Exercise brief
Among the lines of the records, please find those that contain the word "length" and copy them.

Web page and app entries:
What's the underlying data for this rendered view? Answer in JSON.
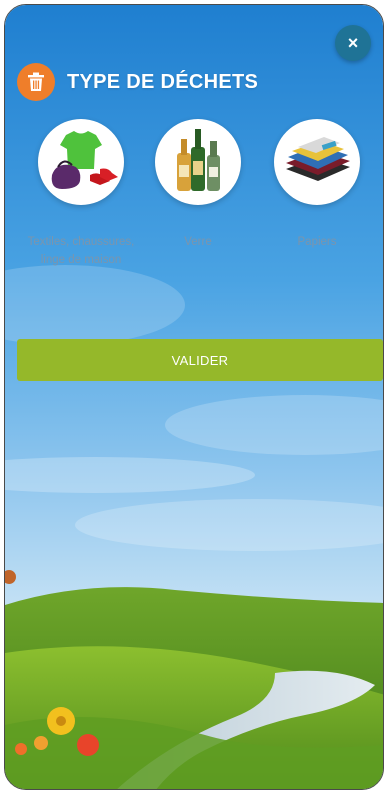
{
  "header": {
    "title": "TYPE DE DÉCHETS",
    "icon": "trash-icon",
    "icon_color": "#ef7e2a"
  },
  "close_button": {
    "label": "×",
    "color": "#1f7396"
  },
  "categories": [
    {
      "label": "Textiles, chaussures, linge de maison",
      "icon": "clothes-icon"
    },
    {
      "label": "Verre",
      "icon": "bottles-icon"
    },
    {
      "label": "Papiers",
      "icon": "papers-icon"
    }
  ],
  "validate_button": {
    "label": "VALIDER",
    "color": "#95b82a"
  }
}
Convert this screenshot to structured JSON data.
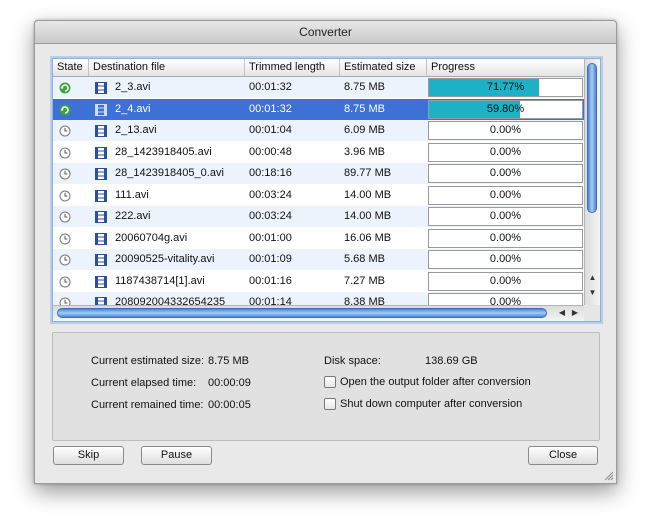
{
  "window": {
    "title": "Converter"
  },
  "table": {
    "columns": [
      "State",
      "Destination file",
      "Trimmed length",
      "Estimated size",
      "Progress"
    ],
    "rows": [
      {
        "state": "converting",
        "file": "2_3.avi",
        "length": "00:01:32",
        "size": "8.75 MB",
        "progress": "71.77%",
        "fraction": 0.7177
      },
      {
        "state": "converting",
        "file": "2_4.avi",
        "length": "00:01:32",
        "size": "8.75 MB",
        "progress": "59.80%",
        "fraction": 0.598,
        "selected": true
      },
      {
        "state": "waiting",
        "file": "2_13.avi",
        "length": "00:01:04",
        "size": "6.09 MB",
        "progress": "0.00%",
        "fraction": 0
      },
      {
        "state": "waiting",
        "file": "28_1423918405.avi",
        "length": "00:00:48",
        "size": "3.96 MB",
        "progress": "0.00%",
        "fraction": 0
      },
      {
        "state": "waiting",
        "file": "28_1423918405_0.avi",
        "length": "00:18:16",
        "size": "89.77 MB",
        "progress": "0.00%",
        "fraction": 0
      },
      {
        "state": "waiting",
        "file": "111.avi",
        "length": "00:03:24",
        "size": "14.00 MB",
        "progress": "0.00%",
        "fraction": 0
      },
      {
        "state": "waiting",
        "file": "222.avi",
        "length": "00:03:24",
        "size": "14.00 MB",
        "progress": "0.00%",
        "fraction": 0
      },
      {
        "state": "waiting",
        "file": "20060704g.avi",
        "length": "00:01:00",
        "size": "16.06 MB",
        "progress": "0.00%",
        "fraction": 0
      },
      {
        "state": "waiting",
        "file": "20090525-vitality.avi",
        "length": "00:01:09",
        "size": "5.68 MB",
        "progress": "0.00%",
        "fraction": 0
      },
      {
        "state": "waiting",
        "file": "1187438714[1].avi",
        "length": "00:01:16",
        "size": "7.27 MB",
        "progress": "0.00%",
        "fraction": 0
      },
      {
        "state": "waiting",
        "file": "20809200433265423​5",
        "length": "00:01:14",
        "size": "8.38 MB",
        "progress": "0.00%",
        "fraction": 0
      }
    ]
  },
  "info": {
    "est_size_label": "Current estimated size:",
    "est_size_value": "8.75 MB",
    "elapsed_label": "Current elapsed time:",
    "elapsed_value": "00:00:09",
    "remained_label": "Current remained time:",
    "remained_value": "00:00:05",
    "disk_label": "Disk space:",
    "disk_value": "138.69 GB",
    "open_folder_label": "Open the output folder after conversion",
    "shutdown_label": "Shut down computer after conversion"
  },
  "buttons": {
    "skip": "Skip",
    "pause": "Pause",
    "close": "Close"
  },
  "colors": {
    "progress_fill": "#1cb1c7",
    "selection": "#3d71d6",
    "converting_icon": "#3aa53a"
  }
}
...
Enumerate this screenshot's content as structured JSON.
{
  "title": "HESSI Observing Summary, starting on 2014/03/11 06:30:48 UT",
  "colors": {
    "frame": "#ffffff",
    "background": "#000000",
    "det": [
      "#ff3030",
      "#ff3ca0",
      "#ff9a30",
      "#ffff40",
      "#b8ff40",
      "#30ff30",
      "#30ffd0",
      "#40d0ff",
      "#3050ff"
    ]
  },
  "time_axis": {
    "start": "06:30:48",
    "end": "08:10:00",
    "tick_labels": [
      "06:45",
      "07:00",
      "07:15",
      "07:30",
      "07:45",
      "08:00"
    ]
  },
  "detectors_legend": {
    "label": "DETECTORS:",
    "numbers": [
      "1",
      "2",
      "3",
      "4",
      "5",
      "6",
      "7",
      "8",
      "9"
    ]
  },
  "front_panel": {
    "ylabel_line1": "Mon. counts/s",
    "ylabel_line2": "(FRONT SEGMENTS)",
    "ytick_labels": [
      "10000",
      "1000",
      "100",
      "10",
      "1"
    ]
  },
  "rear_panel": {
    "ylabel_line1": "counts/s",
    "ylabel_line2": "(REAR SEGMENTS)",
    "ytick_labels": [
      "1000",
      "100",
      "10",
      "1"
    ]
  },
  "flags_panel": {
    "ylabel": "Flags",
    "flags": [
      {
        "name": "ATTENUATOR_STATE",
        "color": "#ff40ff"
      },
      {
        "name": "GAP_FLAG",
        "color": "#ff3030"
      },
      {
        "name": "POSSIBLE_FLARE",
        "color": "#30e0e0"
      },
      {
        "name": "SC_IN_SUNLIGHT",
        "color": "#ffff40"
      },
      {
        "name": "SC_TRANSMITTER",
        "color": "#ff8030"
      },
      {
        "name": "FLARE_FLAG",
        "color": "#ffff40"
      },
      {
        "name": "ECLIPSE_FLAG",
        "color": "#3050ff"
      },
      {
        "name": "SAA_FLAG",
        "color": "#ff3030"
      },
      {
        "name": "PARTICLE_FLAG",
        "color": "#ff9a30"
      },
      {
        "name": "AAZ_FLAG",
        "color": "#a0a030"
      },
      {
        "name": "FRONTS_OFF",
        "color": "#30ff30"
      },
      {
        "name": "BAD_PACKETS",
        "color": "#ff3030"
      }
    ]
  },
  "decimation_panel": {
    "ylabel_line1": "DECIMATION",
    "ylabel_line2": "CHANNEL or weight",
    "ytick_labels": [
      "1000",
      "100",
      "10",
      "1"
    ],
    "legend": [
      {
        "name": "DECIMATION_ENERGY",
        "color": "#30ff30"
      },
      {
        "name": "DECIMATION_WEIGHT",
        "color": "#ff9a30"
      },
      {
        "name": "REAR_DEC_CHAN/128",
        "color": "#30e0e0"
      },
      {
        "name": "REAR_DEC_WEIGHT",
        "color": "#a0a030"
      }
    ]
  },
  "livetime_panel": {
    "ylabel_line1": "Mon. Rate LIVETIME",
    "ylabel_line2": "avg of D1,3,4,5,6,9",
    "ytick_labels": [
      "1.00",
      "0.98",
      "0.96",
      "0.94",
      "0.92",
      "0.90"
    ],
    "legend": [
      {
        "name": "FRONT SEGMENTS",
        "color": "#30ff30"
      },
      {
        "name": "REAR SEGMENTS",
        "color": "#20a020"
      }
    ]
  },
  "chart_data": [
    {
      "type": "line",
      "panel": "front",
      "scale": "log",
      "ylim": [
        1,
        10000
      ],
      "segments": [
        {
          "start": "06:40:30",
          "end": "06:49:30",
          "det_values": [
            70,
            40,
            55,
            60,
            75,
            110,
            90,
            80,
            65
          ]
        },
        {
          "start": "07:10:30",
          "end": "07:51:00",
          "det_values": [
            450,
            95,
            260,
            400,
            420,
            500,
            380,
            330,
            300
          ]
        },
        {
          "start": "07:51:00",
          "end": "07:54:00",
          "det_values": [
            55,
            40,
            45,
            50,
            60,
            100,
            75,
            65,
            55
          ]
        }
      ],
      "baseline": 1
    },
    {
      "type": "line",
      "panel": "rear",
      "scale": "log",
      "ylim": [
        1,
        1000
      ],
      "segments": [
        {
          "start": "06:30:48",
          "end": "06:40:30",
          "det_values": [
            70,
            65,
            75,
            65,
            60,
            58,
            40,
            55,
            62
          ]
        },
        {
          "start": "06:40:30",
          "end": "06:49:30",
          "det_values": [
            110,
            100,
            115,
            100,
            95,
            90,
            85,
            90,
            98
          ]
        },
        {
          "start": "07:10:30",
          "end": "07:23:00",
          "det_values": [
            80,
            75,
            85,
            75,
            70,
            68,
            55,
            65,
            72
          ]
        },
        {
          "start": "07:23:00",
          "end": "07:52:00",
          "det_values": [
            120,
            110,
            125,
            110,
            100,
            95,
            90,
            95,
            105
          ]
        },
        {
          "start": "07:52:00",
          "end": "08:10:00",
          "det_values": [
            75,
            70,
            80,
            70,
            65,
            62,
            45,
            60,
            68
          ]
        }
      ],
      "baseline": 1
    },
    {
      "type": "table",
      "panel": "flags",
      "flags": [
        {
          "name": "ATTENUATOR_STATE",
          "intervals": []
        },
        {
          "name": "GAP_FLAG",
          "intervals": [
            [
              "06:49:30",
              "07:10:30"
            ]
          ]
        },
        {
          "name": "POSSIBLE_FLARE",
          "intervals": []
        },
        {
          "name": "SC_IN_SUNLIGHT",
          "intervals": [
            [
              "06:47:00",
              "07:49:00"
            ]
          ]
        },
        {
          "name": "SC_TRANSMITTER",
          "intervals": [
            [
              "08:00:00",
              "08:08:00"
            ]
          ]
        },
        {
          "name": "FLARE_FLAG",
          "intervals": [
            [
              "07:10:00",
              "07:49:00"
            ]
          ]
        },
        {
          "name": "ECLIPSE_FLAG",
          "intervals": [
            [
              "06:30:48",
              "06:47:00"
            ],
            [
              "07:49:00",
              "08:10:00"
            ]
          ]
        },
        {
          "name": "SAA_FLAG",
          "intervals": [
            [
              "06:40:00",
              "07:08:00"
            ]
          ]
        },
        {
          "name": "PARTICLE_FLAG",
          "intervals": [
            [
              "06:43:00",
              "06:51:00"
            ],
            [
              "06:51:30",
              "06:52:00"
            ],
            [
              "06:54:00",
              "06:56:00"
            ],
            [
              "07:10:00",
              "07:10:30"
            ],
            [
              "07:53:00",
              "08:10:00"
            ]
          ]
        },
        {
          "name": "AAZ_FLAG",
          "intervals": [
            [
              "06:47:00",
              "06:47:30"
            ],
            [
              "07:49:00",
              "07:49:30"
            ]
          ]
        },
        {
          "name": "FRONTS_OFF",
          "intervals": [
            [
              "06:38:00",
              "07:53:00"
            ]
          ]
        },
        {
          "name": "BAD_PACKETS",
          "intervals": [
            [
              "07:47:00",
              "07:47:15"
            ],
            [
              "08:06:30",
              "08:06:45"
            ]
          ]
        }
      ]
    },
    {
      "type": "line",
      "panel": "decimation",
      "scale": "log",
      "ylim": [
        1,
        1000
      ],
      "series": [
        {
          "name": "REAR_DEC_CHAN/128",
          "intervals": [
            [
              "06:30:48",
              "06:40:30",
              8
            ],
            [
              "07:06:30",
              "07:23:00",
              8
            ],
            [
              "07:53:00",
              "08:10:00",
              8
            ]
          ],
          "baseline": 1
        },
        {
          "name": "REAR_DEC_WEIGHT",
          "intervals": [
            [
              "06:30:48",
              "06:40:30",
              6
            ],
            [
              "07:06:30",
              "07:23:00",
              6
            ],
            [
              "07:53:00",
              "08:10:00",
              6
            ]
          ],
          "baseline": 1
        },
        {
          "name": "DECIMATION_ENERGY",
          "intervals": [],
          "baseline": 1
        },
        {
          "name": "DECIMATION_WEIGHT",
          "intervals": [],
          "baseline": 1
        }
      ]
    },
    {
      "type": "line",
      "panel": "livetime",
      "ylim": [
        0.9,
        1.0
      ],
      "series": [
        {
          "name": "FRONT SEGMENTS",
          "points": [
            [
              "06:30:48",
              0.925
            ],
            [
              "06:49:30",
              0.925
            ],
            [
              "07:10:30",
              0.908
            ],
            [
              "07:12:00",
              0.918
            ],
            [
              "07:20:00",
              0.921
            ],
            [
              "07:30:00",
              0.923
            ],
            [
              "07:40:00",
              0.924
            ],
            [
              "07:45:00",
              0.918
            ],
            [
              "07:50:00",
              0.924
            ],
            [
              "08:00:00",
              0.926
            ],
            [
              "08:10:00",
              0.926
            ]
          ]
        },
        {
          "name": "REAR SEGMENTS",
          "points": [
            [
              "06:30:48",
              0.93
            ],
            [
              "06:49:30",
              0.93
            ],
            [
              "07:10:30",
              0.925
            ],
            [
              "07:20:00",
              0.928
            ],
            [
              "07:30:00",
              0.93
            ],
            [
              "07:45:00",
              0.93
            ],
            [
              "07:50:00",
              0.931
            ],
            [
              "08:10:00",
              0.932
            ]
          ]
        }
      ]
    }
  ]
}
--
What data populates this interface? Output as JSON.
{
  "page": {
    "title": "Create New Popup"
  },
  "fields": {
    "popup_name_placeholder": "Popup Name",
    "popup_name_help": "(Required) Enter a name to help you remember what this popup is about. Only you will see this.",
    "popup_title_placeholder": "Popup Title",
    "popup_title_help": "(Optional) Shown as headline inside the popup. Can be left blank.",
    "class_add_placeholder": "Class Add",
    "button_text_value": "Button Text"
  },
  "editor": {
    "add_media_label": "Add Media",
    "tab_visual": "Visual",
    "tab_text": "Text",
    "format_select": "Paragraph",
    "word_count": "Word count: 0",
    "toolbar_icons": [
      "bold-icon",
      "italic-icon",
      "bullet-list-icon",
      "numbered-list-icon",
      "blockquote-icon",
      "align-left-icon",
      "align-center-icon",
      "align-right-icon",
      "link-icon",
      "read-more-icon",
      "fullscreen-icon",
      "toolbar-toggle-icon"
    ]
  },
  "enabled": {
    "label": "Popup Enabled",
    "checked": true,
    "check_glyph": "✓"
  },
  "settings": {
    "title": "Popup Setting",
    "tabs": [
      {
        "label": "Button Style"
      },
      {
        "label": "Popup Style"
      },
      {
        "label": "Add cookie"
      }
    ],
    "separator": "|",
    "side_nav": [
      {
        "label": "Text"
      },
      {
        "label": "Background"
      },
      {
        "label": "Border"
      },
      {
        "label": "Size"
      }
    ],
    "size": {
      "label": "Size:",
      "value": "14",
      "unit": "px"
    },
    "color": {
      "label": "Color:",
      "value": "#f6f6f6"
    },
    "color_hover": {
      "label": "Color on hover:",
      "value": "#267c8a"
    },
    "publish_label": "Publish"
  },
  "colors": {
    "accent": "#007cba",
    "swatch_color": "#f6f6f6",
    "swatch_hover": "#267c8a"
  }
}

Exercise response
      "Trimmed length",
        "length": "00:01:32",
        "length": "00:01:32",
        "length": "00:01:04",
        "length": "00:00:48",
        "length": "00:18:16",
        "length": "00:03:24",
        "length": "00:03:24",
        "length": "00:01:00",
        "length": "00:01:09",
        "length": "00:01:16",
        "length": "00:01:14",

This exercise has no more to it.